Having worked exclusively in digital formats for the past 15 years, I have recently been making a concerted effort to resurrect some of my practical design skills. Around five years ago, I started to sketch more frequently, as I began to take on more of a design lead on projects. It proved a great complement to pixels.
More recently, I have looked to expand upon this positive experience and started to explore the use of miniatures in filmmaking. The shots below are of a miniature I have been developing for a sequence of shots based on a snowy environment I have designed. Two faces of a section of a building have been constructed, and set within a snow covered landscape. This miniature set design will ultimately be extended through the use of digital set extensions and 3D tracking.
The shell of the building was made out of foamcore, which was then clad in balsa. The balsa was ridiculously pristine when first applied, but has since been aged and weathered with heavily diluted ink washes. The snow is a combination of polystyrene base, on top of which, model railway snow effects and marble dust (to add sparkle) have been applied. The icicles are made by applying model railway water effect gel to waxed paper. Once dried, they are glued to the eaves of the building. It’s not finished yet, but so far, it’s proved to be a hugely, enjoyable indulgence.
As with any miniature, depth of field has proved problematic. The only way to counter this, has been to dramatically stop down. Testing has shown f16 to be the absolute maximum, but to achieve optimum results, I am going to need to reduce the aperture even further. The direct consequence of this, is that I then need ridiculous levels of light.
I’m currently looking at stop motion techniques to achieve small apertures, with less light and longer exposures. This approach will allow for better digital environments through better depth of field and improved image quality and resolution compared to video capture.
I wanted to post these before Fortitude is screened tomorrow, as I started work on this last Autumn but business has been very busy and limited the opportunities to work on these kinds of personal projects.
Work schedules permitting, I’m hoping to have the first sequence completed by the Spring
Above is the wide shot from the Thursday Focus show, broadcast on Manchester United’s MUTV channel. This set, is one of a group of virtual set designs I have been preparing for the channel. The show is broadcast from a new greenscreen studio, and utilises the Newtek Tricaster system.
Time permitting, I’ll add more details for this project to the portfolio section in the coming weeks.

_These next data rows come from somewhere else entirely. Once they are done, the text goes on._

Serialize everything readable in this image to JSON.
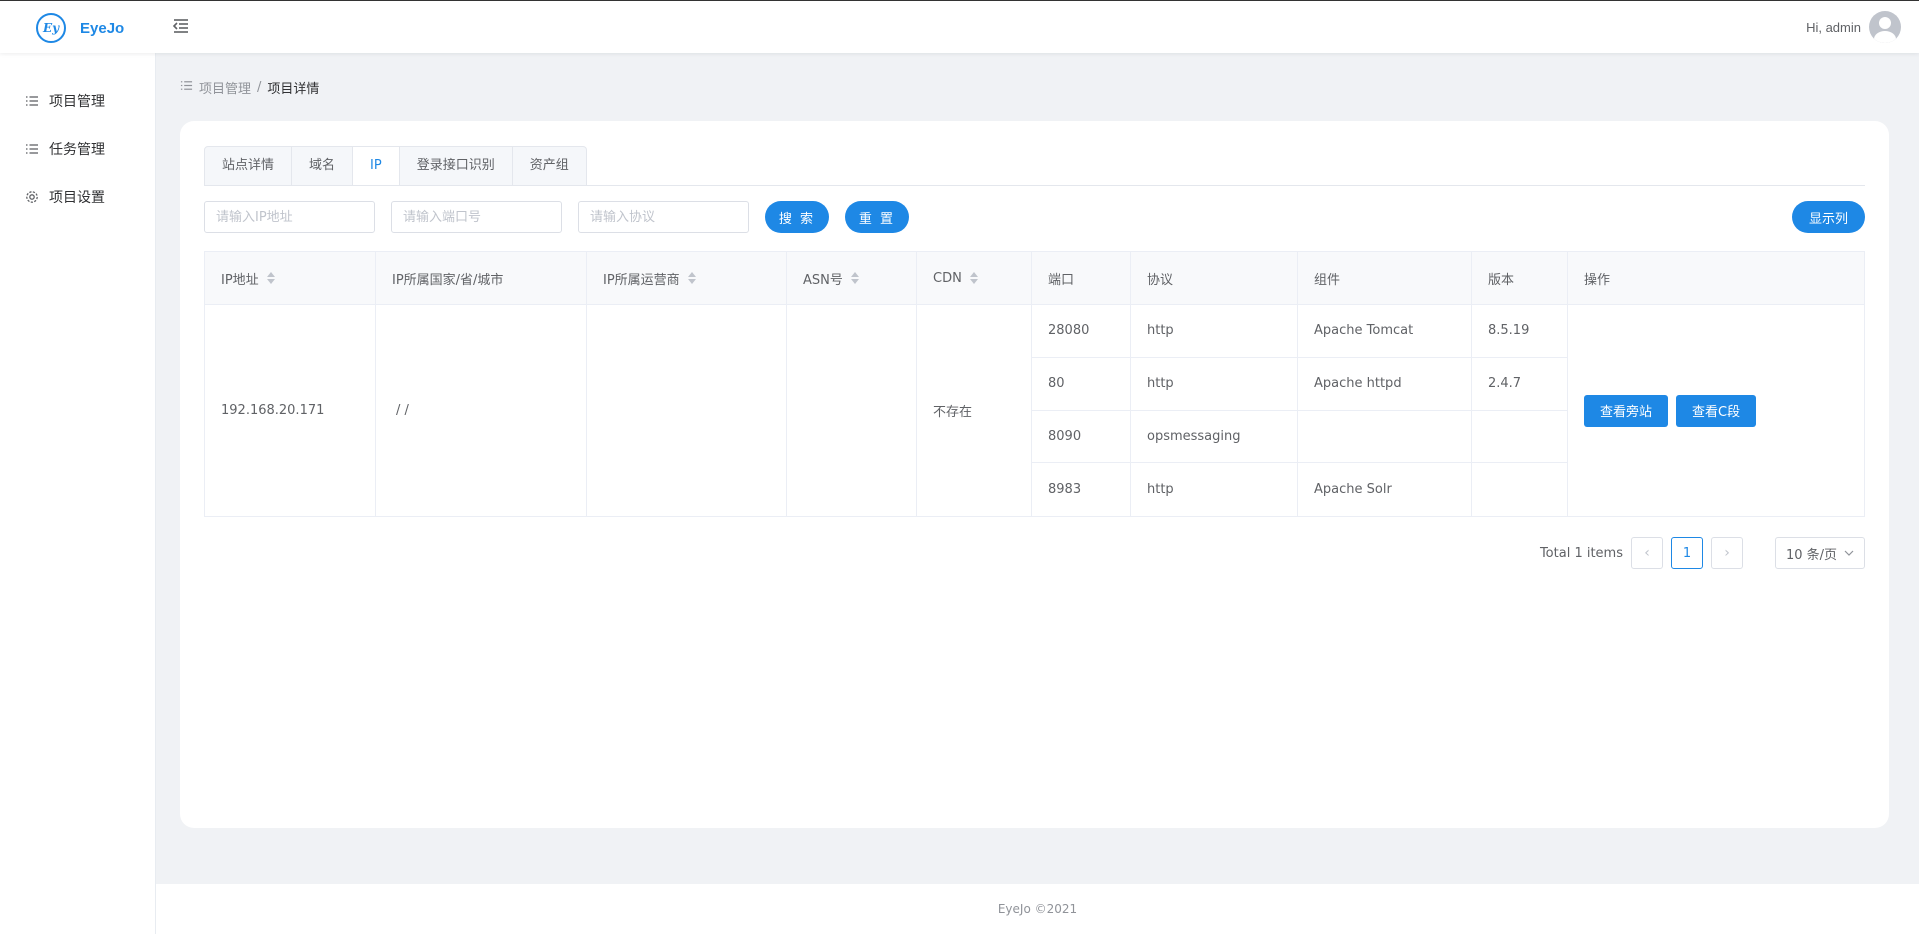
{
  "app": {
    "name": "EyeJo"
  },
  "header": {
    "greeting": "Hi, admin"
  },
  "sidebar": {
    "items": [
      {
        "label": "项目管理",
        "icon": "list-icon"
      },
      {
        "label": "任务管理",
        "icon": "list-icon"
      },
      {
        "label": "项目设置",
        "icon": "gear-icon"
      }
    ]
  },
  "breadcrumb": {
    "parent": "项目管理",
    "separator": "/",
    "current": "项目详情"
  },
  "tabs": [
    "站点详情",
    "域名",
    "IP",
    "登录接口识别",
    "资产组"
  ],
  "active_tab": "IP",
  "search": {
    "ip_placeholder": "请输入IP地址",
    "port_placeholder": "请输入端口号",
    "protocol_placeholder": "请输入协议",
    "search_label": "搜 索",
    "reset_label": "重 置",
    "columns_label": "显示列"
  },
  "table": {
    "headers": [
      "IP地址",
      "IP所属国家/省/城市",
      "IP所属运营商",
      "ASN号",
      "CDN",
      "端口",
      "协议",
      "组件",
      "版本",
      "操作"
    ],
    "row": {
      "ip": "192.168.20.171",
      "location": "/ /",
      "isp": "",
      "asn": "",
      "cdn": "不存在",
      "ports": [
        {
          "port": "28080",
          "protocol": "http",
          "component": "Apache Tomcat",
          "version": "8.5.19"
        },
        {
          "port": "80",
          "protocol": "http",
          "component": "Apache httpd",
          "version": "2.4.7"
        },
        {
          "port": "8090",
          "protocol": "opsmessaging",
          "component": "",
          "version": ""
        },
        {
          "port": "8983",
          "protocol": "http",
          "component": "Apache Solr",
          "version": ""
        }
      ],
      "op_side_site": "查看旁站",
      "op_c_segment": "查看C段"
    }
  },
  "pagination": {
    "total": "Total 1 items",
    "current_page": "1",
    "page_size": "10 条/页"
  },
  "footer": {
    "text": "EyeJo ©2021"
  },
  "colors": {
    "primary": "#1e88e5",
    "background": "#f0f2f5"
  }
}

I am currently working on the design and production of a batch of virtual sets for the Met Office. The Met Office, based in Exeter, have their own studio facilities equipped with the Newtek Tricaster. The pre-packaged sets that come with the Tricaster are poor and overly generic, so the Met Office approached Lightwell to deliver a superior quality, bespoke solution. The final versions of these sets are due to go live later this summer, but The Met Office were so pleased with some of the original concepts I produced, that they have already began using these in some of their online webcasts (see above).
The final versions of these virtual sets will feature a fully resolved design and be of higher resolution and finished to a greater level of accuracy and detail.